But here we are. Following the Wolves’ loss to the Pacers on Sunday night, Flip Saunders estimated that the team has been using around 5% of their playbook since Ricky Rubio has been out. When he comes back, and when he’s joined by Kevin Martin and Nikola Pekovic, we’ll be able to see just what the coaching staff envisioned for this team when the season started.
How will Shabazz Muhammad fit in to a healthy Timberwolves team? He’s been a high usage player on a team without many other options. Will his game fit in once everyone returns?
There’s plenty of reason to think that it will. His raw numbers (or “counting stats”) will undoubtedly drop, but that’ll be okay. Over the 12 game stretch Muhammad has broken out, the Wolves have posted the 3rd-worst Offensive Rating in the league. It’s not as if he’s anchoring a powerhouse attack which will be disrupted by the return of the three starters.

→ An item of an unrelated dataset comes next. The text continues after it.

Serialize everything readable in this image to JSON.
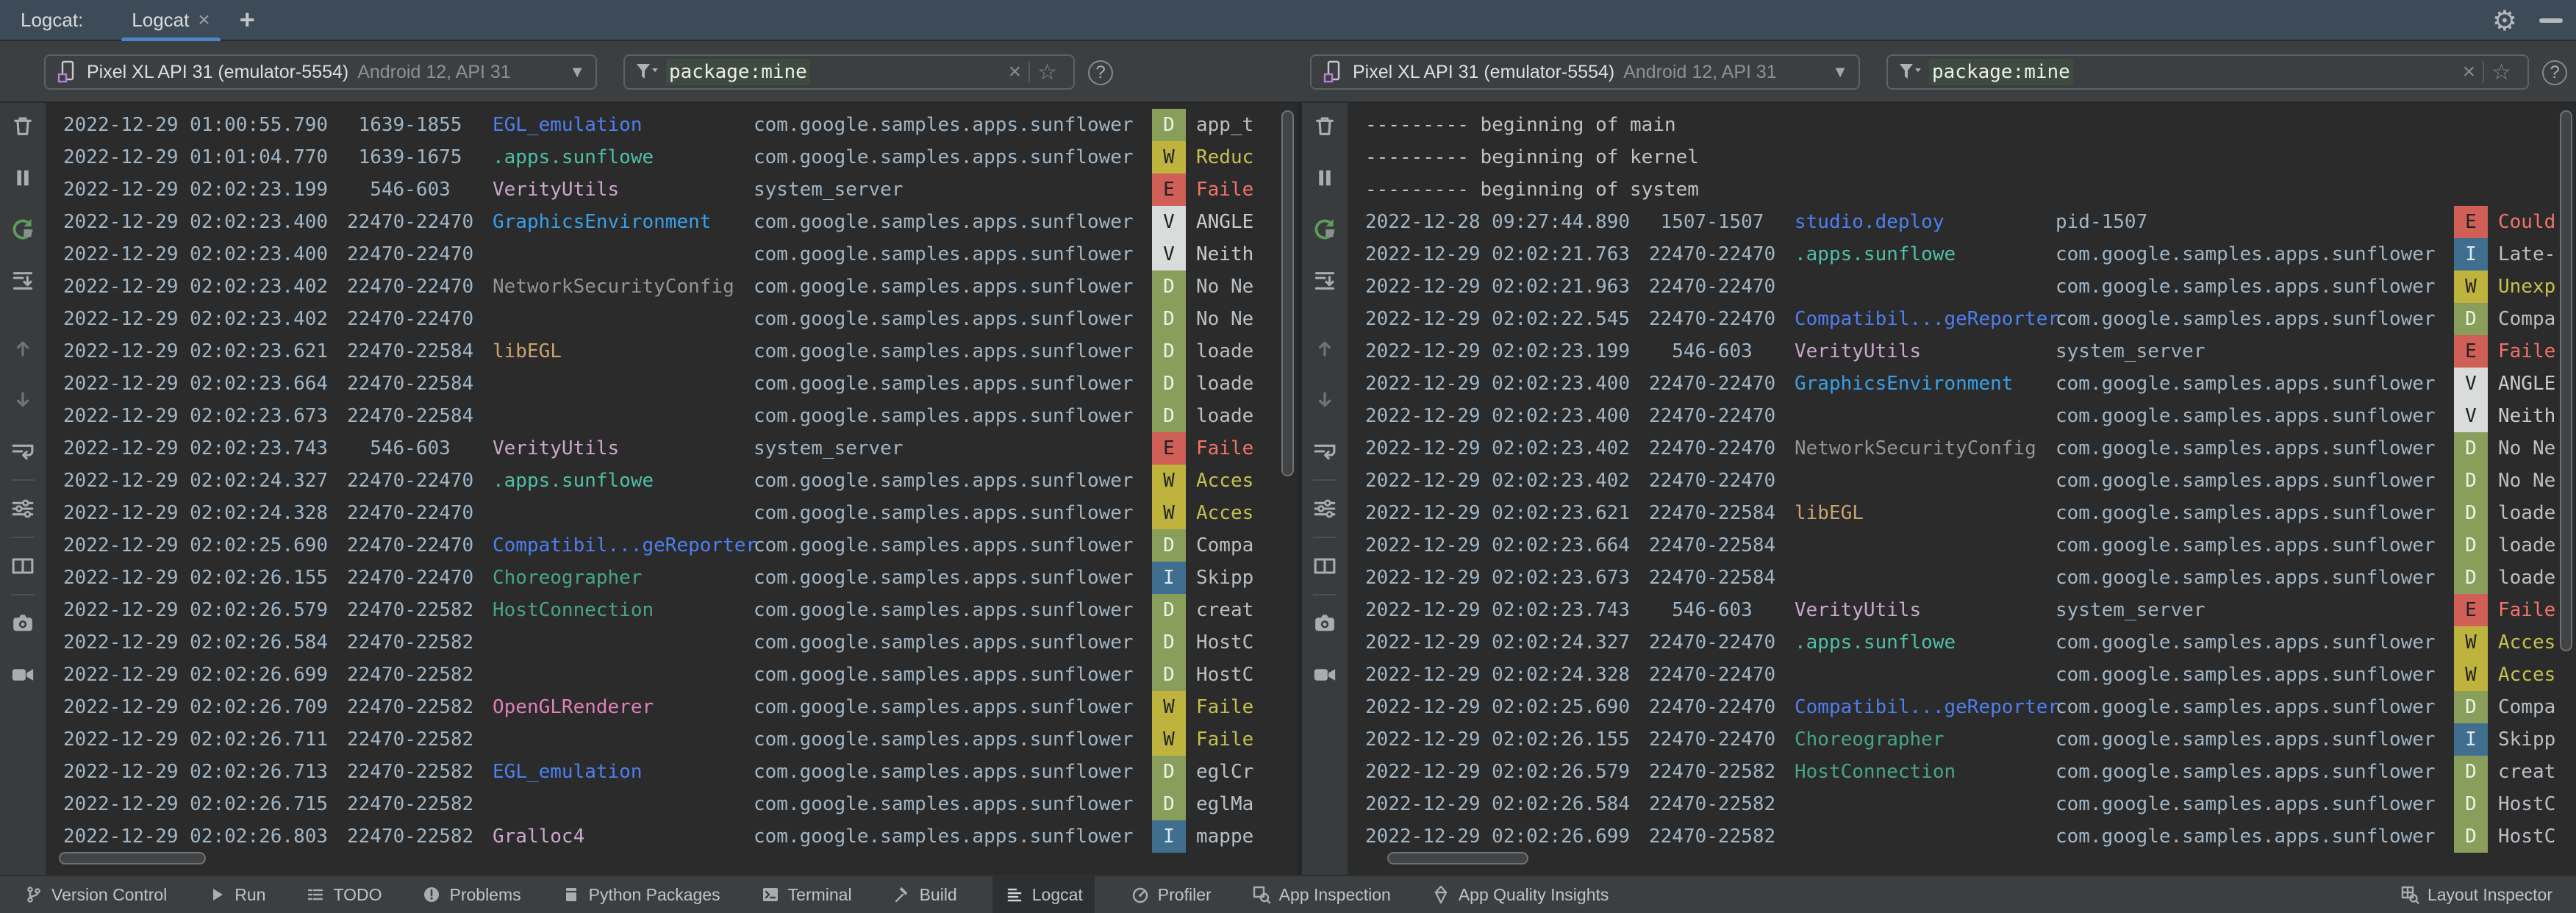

Shabazz has shown an improved ability to cut from the weakside, finish in transition and crash the offensive glass. Those three skills ought to fit in with just about any personnel group. Posting Muhammad up can be a second unit staple if Kevin Martin reclaims his spot in the starting lineup. If Muhammad is in the starting lineup for good, a Rubio-Martin-Shabazz pairing actually fits together pretty well. (So does Rubio-Martin-Wiggins, for that matter; the only one that’d be a little dicey is any wing pairing of Wiggins and Muhammad, which we’re getting a lot of right now, with very mixed results.)
If nothing else, this stretch ought to boost Shabazz Muhammad’s confidence. He’s proven to everyone (and most importantly, himself) that the offseason training regimen he underwent yielded positive results. The night he was drafted, reaction was mixed, if slightly tilted to the negative side. He’s proven everyone wrong. He’s not a prima donna. He doesn’t have a poor work ethic. He can still get buckets despite his unconventional, funky game.
So for now, he’s one of the few bright spots on a team that’s losing at a rapid clip (3-19 since starting the season 2-2). Soon, we’ll find out if he can be a contributor to a slightly more competitive group. In a rebuilding season, finding new storylines to follow and new potential building blocks to analyze is necessary. Root for the little things, take pride in small victories. His improvement is a good sign for the Timberwolves, a good sign for their fans, and most importantly a good sign for Shabazz Muhammad. He belongs in this league. There’s no longer any doubt about that.